'''

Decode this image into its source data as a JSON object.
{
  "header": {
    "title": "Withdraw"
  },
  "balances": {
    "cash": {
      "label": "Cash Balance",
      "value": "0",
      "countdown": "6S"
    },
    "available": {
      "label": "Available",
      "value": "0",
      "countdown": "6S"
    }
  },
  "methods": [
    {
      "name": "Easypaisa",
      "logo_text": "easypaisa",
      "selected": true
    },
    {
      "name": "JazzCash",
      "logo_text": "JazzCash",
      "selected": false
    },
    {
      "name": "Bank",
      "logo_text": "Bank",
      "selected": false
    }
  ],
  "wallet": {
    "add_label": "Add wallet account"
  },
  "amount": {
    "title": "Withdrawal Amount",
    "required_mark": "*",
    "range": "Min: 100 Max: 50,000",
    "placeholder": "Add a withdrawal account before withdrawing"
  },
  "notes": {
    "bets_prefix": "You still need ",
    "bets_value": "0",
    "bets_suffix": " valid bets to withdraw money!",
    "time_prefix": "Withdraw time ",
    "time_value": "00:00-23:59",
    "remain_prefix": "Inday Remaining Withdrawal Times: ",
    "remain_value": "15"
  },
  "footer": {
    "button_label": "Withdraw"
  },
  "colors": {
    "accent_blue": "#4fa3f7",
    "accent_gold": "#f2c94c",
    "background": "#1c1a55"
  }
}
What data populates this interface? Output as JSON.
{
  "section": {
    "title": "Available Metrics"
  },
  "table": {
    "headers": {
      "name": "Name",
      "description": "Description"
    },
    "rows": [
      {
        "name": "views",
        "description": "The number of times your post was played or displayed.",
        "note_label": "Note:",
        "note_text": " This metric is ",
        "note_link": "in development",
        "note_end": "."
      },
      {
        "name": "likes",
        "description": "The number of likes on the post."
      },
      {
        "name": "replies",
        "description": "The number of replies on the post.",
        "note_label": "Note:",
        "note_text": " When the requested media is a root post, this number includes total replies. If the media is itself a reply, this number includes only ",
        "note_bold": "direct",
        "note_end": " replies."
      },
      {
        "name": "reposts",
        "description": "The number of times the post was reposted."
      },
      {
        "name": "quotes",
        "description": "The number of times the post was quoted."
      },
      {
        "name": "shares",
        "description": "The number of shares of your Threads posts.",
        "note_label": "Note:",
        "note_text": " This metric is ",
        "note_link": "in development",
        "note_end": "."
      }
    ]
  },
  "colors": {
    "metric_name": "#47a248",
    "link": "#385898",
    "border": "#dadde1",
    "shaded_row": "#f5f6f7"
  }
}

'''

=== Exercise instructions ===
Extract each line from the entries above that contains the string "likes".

=== Reply to the exercise ===
        "name": "likes",
        "description": "The number of likes on the post."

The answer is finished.